Firstly, with so much real or perceived negativity in the media these days I want to talk about something good, and secondly this may be a learning lesson for some of us.
As we mentioned earlier, it has been windy lately, nasty windy, and as such we have not seen many people on the water. This past Saturday there were perhaps a half dozen boats in our bay, and a late morning disaster struck one of them.
A small personal watercraft was crabbing in the bay with four people on board when, to the best of our understanding, the crab rope got wrapped up in the propeller. As this happened, the back of the boat was pulled down some and the men on board rushed to the back to fix the situation. This sudden shift in weight caused the stern to dip even further down.
This entire situation only took an instant, and as fate would see fit this was the exact same moment a swell hit the vessel. All four men found themselves in the water. Their boat was upside down, at least one member of the party couldn’t swim, the water was a life snatching 55 degrees and not a soul on board was wearing a life vest.
Gasping and adrift in the cold saltwater, there were heroes nearby that day that saw what happened. An ordinary family, probably not too different than yours or mine, that without a moment’s hesitation answered the call to help their fellow man. These heroes steamed towards the capsized vessel and rendered aid with whatever they could.
Using a dock hose (garden hose used to rinse off their boat) as a literal lifeline, they brought some of the shocked and freezing boaters to their own vessel as they hailed the Coast Guard on their VHF radio. They called for aid and then would run back to the bow of the boat in tight quarters and hold the boaters as tight as they could. It was difficult to pull them aboard, so they tried to just hold them tight. Back to the radio for another distress call and then back to the bow over and over again.
Minutes felt like hours and as fast as everything was happening, they didn’t even wait to hear a reply from the red-and-white angels called the Coast Guard. On every trip to the radio and back adrenaline was surging and they were unaware of the bruises and cuts they were getting on their legs. It didn’t matter even if they were aware, they wouldn’t have stopped.

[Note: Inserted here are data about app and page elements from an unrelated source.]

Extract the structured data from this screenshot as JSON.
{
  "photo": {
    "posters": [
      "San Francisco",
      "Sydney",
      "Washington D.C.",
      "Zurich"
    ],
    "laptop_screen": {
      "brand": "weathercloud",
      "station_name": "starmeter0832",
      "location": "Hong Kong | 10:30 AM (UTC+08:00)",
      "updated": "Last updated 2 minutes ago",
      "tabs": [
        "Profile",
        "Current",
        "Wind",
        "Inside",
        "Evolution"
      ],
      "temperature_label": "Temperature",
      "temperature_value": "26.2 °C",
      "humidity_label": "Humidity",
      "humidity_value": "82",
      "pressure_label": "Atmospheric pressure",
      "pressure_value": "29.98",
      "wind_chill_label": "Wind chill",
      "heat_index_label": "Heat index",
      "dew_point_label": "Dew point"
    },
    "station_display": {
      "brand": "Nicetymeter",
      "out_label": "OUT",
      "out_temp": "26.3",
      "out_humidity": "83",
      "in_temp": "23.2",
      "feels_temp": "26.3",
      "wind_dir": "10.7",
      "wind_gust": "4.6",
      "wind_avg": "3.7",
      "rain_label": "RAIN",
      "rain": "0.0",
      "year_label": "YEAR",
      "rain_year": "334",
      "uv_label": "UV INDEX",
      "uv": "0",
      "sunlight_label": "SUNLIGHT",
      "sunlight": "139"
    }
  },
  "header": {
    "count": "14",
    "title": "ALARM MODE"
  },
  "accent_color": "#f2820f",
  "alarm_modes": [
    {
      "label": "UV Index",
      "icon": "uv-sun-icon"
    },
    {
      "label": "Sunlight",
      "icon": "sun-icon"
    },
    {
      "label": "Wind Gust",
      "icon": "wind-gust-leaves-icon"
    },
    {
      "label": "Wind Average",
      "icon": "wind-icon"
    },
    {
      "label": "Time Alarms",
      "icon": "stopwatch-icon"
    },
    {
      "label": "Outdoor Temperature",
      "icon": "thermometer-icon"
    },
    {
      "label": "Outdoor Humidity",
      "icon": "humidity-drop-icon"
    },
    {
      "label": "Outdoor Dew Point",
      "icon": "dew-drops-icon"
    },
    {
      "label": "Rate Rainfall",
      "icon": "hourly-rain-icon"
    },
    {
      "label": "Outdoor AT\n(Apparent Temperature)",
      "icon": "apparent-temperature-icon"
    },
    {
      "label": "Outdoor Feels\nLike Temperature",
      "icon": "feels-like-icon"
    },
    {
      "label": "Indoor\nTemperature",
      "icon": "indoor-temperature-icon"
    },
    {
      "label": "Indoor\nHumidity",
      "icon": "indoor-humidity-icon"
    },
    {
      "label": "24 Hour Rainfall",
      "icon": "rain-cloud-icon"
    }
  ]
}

The Coast Guard was listening, as they always do, day and night, and as this family was saving complete strangers and putting their own safety at risk, a forty-seven foot rescue boat and dolphin helicopter were scrambling to the scene. Flashes of red and white dry suits and heavy, fast footfalls across the pavement followed by the roar of diesel engines only took moments to activate. The cavalry was on the way. Three men pulled on deck, and a rescue diver deployed for the fourth; in minutes that felt like days it was all over and the rotor wash from the dolphin and the waves and ripples from the boats went away as fast as they came.
All four of these jettisoned gentlemen are alive and well due to fast action from a family out for the weekend and the men and women of the United States Coast Guard. Oh, if you run across the Huuki family, pat ‘em on the back or buy them lunch; they’re the heroes of this story.